The genesis of our kitchen reaches back several months, almost half a year. Even before we signed the sale contract for our settler house at the notary, we sketched the first blueprints for the most important room in our house. We knew exactly how the kitchen should look like. Still, a sketch doesn’t make a ready kitchen. We had specific materials in mind, and we had to find the right people who can work them perfectly. Native materials like wood, steel and concrete should match the rustic room, the old barn, but also set a straight contrast to the old brick walls and wooden benches. Textures, structures, and materials were very important to us while designing the kitchen. All three materials will change their surface over time. Traces of usage will show which will make the structures even more beautiful. Beside the sheer optical and haptic aspects, practicability was also important to us.

We wanted cooking to be fun for everyone, enough storage, some items to be hidden while others are specifically displayed. The special part about designing a kitchen or an piece of furniture yourself is how you connect to it. The connection to the finished “product” is completely different. It is different than getting a kitchen delivered piece by piece in packages by a conveyance, and trying with a red head and high pulse to execute an incomprehensible manual. It was important to us to participate in the formation process. We regularly went to the workshops, discussed details, checked models and adjusted them, and we were even allowed to see the founding of the worktop.

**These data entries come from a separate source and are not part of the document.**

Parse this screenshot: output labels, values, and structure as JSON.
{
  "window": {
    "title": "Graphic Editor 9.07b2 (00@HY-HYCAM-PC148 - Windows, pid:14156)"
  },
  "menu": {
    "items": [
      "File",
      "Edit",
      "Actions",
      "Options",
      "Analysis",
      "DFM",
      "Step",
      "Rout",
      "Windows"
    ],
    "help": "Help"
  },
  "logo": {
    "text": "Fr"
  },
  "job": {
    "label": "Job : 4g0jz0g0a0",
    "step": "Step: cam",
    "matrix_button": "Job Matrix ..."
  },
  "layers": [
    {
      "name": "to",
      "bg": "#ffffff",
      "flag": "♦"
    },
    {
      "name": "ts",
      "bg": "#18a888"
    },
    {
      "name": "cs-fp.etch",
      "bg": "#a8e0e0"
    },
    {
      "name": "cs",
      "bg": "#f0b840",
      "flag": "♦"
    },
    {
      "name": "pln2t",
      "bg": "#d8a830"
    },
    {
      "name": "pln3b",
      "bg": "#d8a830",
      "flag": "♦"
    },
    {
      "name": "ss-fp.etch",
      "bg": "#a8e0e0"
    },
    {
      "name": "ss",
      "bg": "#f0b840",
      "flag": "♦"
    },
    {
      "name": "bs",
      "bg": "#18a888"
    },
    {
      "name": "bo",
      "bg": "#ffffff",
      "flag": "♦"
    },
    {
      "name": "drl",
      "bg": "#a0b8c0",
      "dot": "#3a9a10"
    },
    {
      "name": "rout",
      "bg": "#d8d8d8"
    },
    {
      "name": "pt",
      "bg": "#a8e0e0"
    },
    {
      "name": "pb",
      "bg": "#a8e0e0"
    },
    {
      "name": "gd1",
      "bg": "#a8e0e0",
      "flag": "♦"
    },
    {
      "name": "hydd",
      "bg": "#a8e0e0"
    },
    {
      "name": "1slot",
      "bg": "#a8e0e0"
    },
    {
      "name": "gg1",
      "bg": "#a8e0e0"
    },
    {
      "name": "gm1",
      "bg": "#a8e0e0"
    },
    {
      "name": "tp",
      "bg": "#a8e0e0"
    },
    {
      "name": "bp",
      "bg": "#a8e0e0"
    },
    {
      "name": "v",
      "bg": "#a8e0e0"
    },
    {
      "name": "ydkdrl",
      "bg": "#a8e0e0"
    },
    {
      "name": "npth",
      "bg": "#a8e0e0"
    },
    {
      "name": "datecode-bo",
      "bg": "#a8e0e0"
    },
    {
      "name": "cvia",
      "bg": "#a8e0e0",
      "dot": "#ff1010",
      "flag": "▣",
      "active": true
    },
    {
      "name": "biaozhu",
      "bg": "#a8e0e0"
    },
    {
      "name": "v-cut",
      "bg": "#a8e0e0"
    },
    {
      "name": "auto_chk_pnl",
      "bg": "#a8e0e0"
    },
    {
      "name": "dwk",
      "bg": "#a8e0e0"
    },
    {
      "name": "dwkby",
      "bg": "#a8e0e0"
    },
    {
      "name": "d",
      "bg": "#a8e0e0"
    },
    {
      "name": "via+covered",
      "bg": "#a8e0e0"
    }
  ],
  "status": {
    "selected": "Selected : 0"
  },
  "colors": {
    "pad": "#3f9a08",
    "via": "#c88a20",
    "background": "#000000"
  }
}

We could win Sascha from WertWerke* as a first expert for the realization of our plans. Concerning concrete nobody can fool him. His years of experience with this material, special techniques and a feeling for the material form wonderful, aesthetic yet rugged individual items. Just like the sink and the worktop of our kitchen island.

This article was written in cooperation with PITT cooking and WertWerke. We are happy that we could win them as partners for the kitchen in the settler house and thus had the opportunity to realize our dream kitchen.